Taking Souter's Home
The fun folks behind the Lost Liberty Hotel project–which seeks to seize Supreme Court Justice David Souter's New Hampshire home via eminent domain and turn it into a hotel in retribution for Kelo v. New London–had a busy weekend in The Granite State. From a press account of a Sunday rally they held in Weare, N.H.:
[Organizer Logan Darrow] Clements was greeted by rousing applause from about 60 people who attended Sunday's rally, some coming from as far away as Texas and Pennsylvania.
He said the five Supreme Court justices who sided with the Connecticut city on the eminent domain controversy "shot a hole in the Constitution." He said opponents should organize nationwide and vote officials out of office if they push similar projects.

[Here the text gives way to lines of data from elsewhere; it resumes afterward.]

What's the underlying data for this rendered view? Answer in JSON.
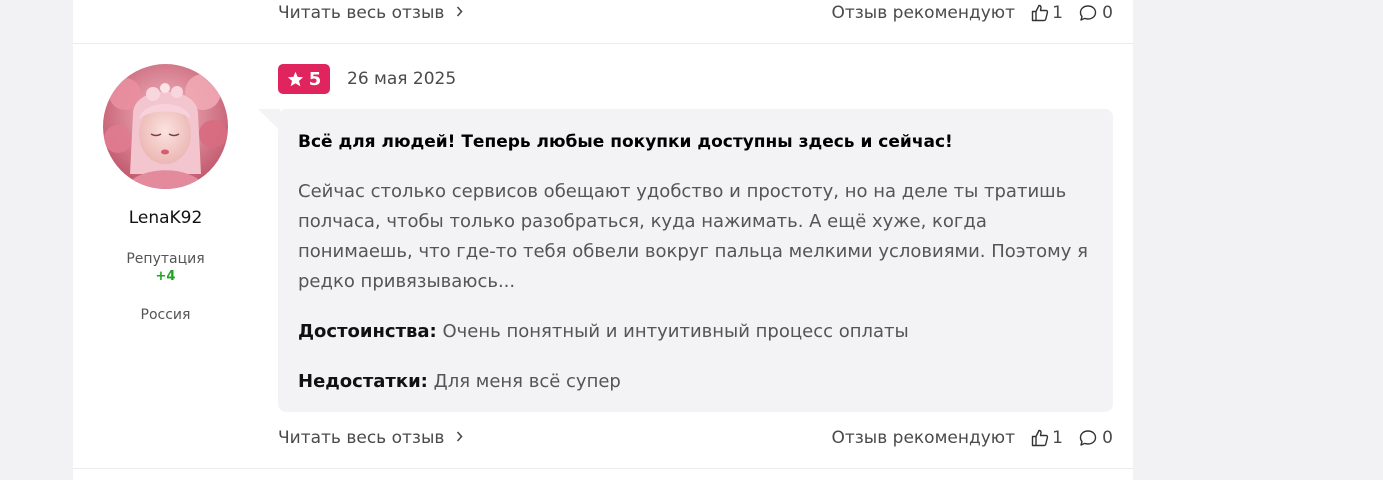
{
  "previous_review_footer": {
    "read_more": "Читать весь отзыв",
    "recommend": "Отзыв рекомендуют",
    "likes": "1",
    "comments": "0"
  },
  "author": {
    "username": "LenaK92",
    "reputation_label": "Репутация",
    "reputation_value": "+4",
    "country": "Россия",
    "avatar_icon": "doll-avatar-icon"
  },
  "review": {
    "rating": "5",
    "date": "26 мая 2025",
    "title": "Всё для людей! Теперь любые покупки доступны здесь и сейчас!",
    "body": "Сейчас столько сервисов обещают удобство и простоту, но на деле ты тратишь полчаса, чтобы только разобраться, куда нажимать. А ещё хуже, когда понимаешь, что где-то тебя обвели вокруг пальца мелкими условиями. Поэтому я редко привязываюсь...",
    "pros_label": "Достоинства:",
    "pros_text": "Очень понятный и интуитивный процесс оплаты",
    "cons_label": "Недостатки:",
    "cons_text": "Для меня всё супер"
  },
  "footer": {
    "read_more": "Читать весь отзыв",
    "recommend": "Отзыв рекомендуют",
    "likes": "1",
    "comments": "0"
  },
  "colors": {
    "rating_badge": "#e0245e",
    "reputation_positive": "#1ea51e",
    "bubble_background": "#f3f3f5",
    "page_background": "#f2f2f4"
  }
}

More here. Souter has declined to comment.
A CNN story about the movement includes some great comments from a N.H. state legislator:
"The idea we would take somebody's property to put up an inn is laughable," said [Neal] Kurk, a Republican who has represented Weare in the state Legislature for more than 20 years.

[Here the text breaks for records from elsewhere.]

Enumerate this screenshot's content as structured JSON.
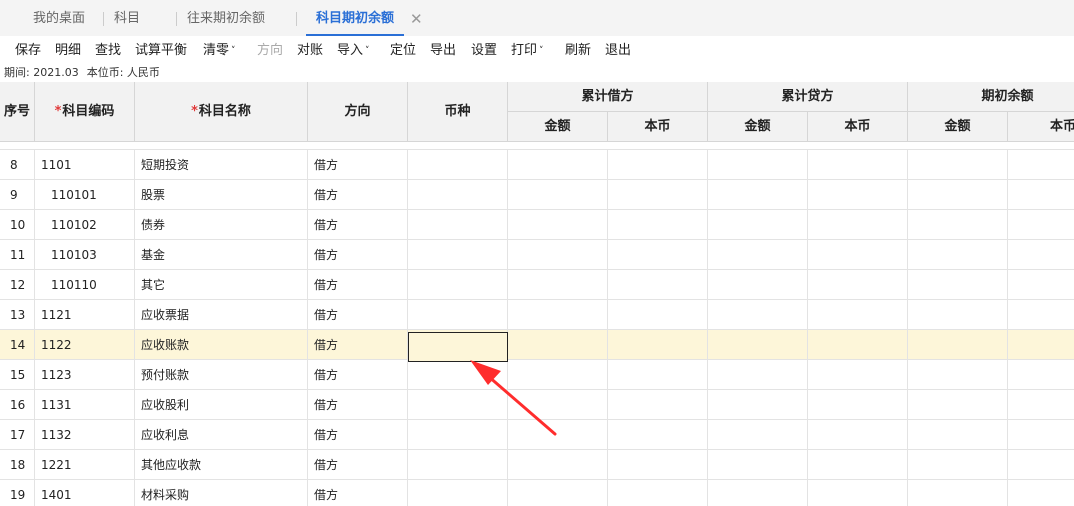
{
  "tabs": [
    {
      "label": "我的桌面"
    },
    {
      "label": "科目"
    },
    {
      "label": "往来期初余额"
    },
    {
      "label": "科目期初余额",
      "close": "✕"
    }
  ],
  "toolbar": [
    {
      "label": "保存"
    },
    {
      "label": "明细"
    },
    {
      "label": "查找"
    },
    {
      "label": "试算平衡"
    },
    {
      "label": "清零",
      "caret": "˅"
    },
    {
      "label": "方向"
    },
    {
      "label": "对账"
    },
    {
      "label": "导入",
      "caret": "˅"
    },
    {
      "label": "定位"
    },
    {
      "label": "导出"
    },
    {
      "label": "设置"
    },
    {
      "label": "打印",
      "caret": "˅"
    },
    {
      "label": "刷新"
    },
    {
      "label": "退出"
    }
  ],
  "info": {
    "period": "期间: 2021.03",
    "currency": "本位币: 人民币"
  },
  "grid": {
    "required_mark": "*",
    "headers": {
      "seq": "序号",
      "code": "科目编码",
      "name": "科目名称",
      "direction": "方向",
      "currency": "币种",
      "debit": "累计借方",
      "credit": "累计贷方",
      "balance": "期初余额",
      "amount": "金额",
      "base": "本币"
    },
    "rows": [
      {
        "seq": "8",
        "code": "1101",
        "name": "短期投资",
        "direction": "借方"
      },
      {
        "seq": "9",
        "code": "110101",
        "name": "股票",
        "direction": "借方",
        "indent": true
      },
      {
        "seq": "10",
        "code": "110102",
        "name": "债券",
        "direction": "借方",
        "indent": true
      },
      {
        "seq": "11",
        "code": "110103",
        "name": "基金",
        "direction": "借方",
        "indent": true
      },
      {
        "seq": "12",
        "code": "110110",
        "name": "其它",
        "direction": "借方",
        "indent": true
      },
      {
        "seq": "13",
        "code": "1121",
        "name": "应收票据",
        "direction": "借方"
      },
      {
        "seq": "14",
        "code": "1122",
        "name": "应收账款",
        "direction": "借方",
        "highlighted": true
      },
      {
        "seq": "15",
        "code": "1123",
        "name": "预付账款",
        "direction": "借方"
      },
      {
        "seq": "16",
        "code": "1131",
        "name": "应收股利",
        "direction": "借方"
      },
      {
        "seq": "17",
        "code": "1132",
        "name": "应收利息",
        "direction": "借方"
      },
      {
        "seq": "18",
        "code": "1221",
        "name": "其他应收款",
        "direction": "借方"
      },
      {
        "seq": "19",
        "code": "1401",
        "name": "材料采购",
        "direction": "借方"
      }
    ]
  },
  "colors": {
    "accent": "#2a6fd6",
    "highlight": "#fdf6d9",
    "arrow": "#ff2d2d",
    "required": "#e03a3a"
  }
}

Which is exactly what Souter signed off on in Kelo. From CNN's gloss on that case:
Susette Kelo and six other families brought the case against the city of New London, Connecticut, demanding the courts stop the municipality from condemning their land as part of a redevelopment project. The project was a $270 million global research facility spearheaded by pharmaceutical giant Pfizer.
Whole CNN bit here.
Compendium of Reason on eminent domain here.